Californians on both sides of the charter school debate can expect another year of hearings over Senate Bill 808, a bill that critics claim could lead to the shuttering of many charter schools.
A bill that would have allowed only school districts to approve new charter petitions is very much alive despite being shelved Monday by its sponsor.
Most teachers receiving layoff notices will eventually have them rescinded in coming weeks as districts receive better state budget estimates.
Many district officials are encouraging teachers to engage students in discussion.
Although most were able to fill their positions, many offered residency programs and financial incentives to do that.
the California Teachers Association this weekend mobilized supporters to boost voter turnout on behalf of two ballot measures -- Propositions 55 and 58 -- that will have a direct bearing on schools and community colleges.
Depending on stock market returns, it would generate $2 billion to $4.5 billion annually for schools.
Three justices issue dissents arguing they should consider overturning tenure, layoff laws.
They cite innovative work measuring high school readiness and learning mindsets.
The bill would mandate coaching for ineffective teachers and make it easier to fire them.
Teacher tenure, layoff and firing statutes are at stake.
At stake is the ability of the CTA and public employee unions to charge mandatory fees.

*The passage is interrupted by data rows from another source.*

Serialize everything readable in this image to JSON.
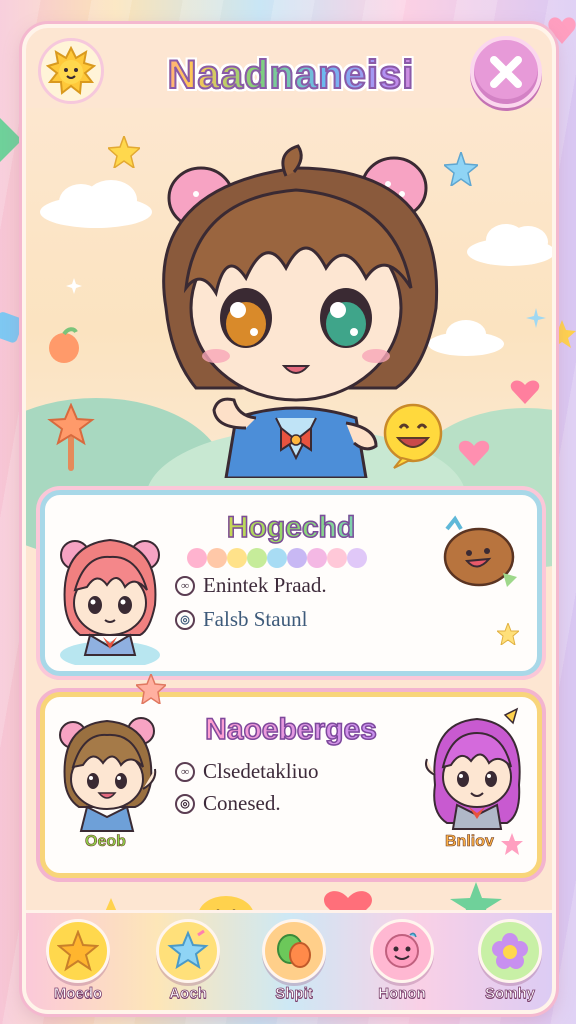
{
  "header": {
    "title": "Naadnaneisi",
    "sun_icon": "sun-mascot-icon",
    "close_icon": "close-icon"
  },
  "hero": {
    "character": "chibi-boy-with-bear-ears",
    "emoji": "laughing-emoji"
  },
  "card_top": {
    "title": "Hogechd",
    "row1_text": "Enintek Praad.",
    "row2_text": "Falsb Staunl",
    "mascot": "brown-cookie-mascot"
  },
  "card_bottom": {
    "title": "Naoeberges",
    "row1_text": "Clsedetakliuo",
    "row2_text": "Conesed.",
    "left_badge": "Oeob",
    "right_badge": "Bnliov"
  },
  "nav": {
    "items": [
      {
        "label": "Moedo",
        "icon": "star-icon",
        "color": "#ffd84d"
      },
      {
        "label": "Aoch",
        "icon": "sparkle-star-icon",
        "color": "#ffe07a"
      },
      {
        "label": "Shpit",
        "icon": "leaf-icon",
        "color": "#ffcf8a"
      },
      {
        "label": "Honon",
        "icon": "smiley-icon",
        "color": "#ffb8d2"
      },
      {
        "label": "Somhy",
        "icon": "flower-icon",
        "color": "#c8f0a6"
      }
    ]
  },
  "colors": {
    "frame": "#fde6d2",
    "accent_pink": "#e79ad8",
    "card_top_border": "#a8d8e8",
    "card_bottom_border": "#f8d57a"
  }
}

State laws defining teacher tenure, layoffs by seniority and dismissal procedures are at stake.